▸ **EXERCISE DESCRIPTION**: Check each line of the entries for "Hasnain" and report the ones that have it.

▸ **DATA**:
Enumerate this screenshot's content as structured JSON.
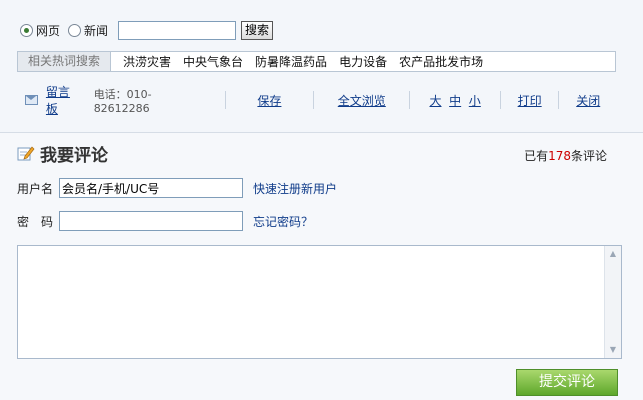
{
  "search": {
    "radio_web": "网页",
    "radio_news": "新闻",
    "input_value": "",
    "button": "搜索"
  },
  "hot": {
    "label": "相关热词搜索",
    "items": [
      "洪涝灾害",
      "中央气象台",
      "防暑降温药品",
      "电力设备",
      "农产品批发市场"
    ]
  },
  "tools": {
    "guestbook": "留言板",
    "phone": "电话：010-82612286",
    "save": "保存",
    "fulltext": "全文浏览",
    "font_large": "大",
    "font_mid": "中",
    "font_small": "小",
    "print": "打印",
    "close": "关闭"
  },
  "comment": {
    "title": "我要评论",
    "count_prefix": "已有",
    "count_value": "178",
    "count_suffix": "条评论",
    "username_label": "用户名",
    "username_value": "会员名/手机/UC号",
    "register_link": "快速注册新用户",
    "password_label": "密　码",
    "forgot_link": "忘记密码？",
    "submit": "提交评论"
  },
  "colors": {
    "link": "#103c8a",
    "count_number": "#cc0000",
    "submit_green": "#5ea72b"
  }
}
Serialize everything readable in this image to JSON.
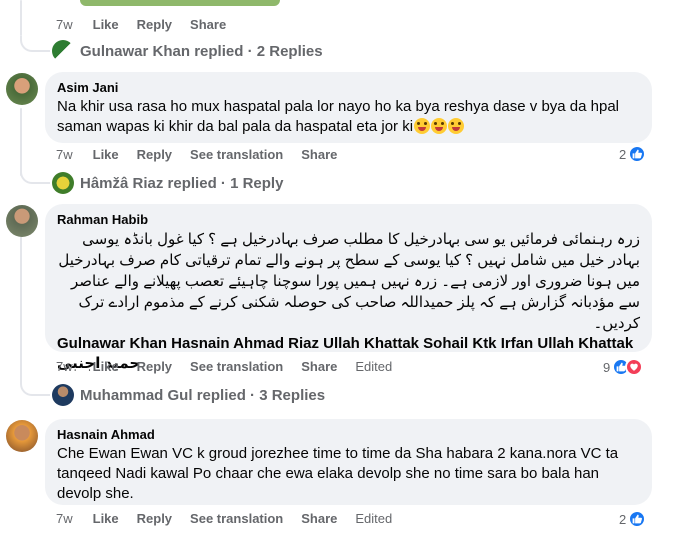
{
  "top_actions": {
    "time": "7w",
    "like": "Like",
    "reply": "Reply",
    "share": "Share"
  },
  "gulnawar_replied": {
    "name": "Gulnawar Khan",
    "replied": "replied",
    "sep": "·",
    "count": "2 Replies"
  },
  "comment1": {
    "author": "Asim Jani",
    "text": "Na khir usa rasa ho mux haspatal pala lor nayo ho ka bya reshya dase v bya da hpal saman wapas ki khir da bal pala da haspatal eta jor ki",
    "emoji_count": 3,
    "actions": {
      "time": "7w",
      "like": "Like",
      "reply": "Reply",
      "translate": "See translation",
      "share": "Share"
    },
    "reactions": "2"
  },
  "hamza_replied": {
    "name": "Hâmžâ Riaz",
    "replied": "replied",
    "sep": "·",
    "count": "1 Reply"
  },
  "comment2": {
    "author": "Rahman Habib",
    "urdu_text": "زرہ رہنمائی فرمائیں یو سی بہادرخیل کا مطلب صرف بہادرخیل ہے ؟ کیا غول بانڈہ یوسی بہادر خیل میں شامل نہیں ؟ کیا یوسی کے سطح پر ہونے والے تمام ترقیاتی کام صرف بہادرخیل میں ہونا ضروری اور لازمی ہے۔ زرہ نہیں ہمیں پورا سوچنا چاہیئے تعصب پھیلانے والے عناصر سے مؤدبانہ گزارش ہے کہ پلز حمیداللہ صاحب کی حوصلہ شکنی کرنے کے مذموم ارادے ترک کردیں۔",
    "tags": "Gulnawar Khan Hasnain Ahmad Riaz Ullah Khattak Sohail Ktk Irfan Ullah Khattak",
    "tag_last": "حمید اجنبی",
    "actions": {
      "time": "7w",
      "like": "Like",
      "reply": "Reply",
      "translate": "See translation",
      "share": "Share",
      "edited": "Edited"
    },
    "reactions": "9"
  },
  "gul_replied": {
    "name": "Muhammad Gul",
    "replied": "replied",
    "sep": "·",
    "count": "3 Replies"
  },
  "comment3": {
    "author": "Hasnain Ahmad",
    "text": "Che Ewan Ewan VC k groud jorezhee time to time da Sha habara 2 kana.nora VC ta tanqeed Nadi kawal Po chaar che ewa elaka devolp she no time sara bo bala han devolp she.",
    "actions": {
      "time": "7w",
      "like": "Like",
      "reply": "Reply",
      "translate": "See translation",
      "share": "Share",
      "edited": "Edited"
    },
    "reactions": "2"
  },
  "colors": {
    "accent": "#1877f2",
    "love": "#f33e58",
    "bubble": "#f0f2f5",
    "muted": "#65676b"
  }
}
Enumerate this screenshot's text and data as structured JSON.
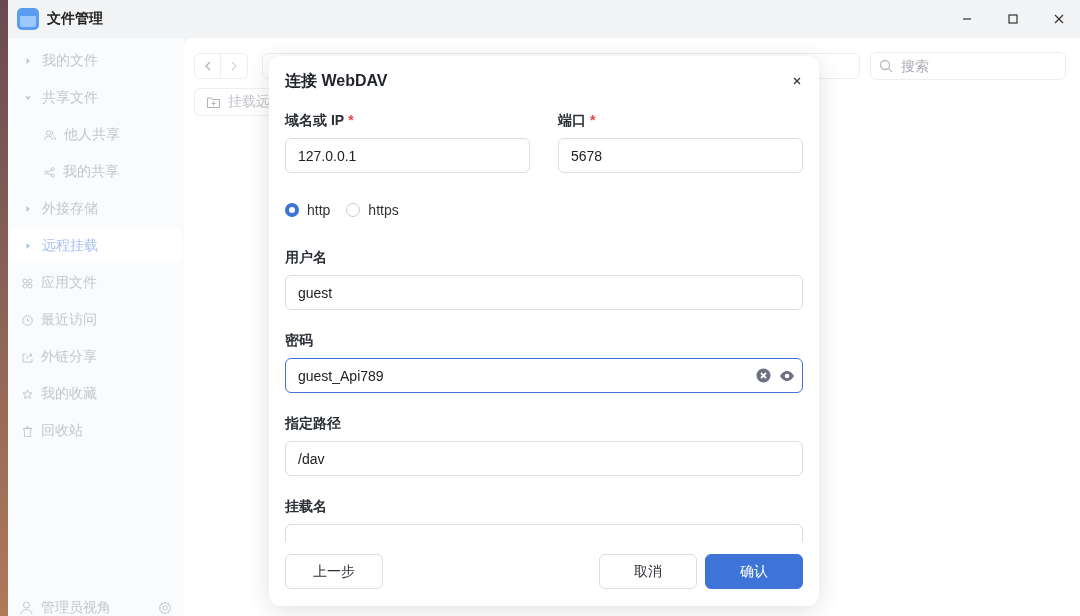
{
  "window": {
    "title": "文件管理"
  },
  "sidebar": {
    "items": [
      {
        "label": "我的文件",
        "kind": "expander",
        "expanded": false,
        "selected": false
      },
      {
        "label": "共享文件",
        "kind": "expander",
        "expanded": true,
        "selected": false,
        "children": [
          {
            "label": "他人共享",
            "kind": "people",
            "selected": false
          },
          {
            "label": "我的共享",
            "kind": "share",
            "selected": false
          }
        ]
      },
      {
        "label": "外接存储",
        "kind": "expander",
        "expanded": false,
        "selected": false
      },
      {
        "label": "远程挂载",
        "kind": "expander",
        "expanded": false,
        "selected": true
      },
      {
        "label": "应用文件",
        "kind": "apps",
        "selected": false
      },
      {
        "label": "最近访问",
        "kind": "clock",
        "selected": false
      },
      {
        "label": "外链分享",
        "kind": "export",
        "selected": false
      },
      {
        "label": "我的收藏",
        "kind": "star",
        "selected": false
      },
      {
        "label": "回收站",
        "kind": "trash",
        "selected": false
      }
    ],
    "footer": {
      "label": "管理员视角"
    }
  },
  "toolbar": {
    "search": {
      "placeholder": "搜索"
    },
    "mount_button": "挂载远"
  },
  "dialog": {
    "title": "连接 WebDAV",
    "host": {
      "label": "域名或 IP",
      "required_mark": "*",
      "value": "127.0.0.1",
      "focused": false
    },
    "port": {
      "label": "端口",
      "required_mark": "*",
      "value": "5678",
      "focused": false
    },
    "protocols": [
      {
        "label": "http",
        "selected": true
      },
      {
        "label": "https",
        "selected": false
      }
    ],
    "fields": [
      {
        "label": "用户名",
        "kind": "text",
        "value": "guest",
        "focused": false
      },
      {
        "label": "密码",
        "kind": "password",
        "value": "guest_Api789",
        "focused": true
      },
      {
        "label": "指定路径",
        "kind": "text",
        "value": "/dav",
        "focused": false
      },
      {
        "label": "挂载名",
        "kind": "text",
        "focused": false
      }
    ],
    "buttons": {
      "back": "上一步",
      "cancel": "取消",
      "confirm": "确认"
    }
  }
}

▸ **SOLVED PROBLEM**:
    "tags": "Gulnawar Khan Hasnain Ahmad Riaz Ullah Khattak Sohail Ktk Irfan Ullah Khattak",
    "author": "Hasnain Ahmad",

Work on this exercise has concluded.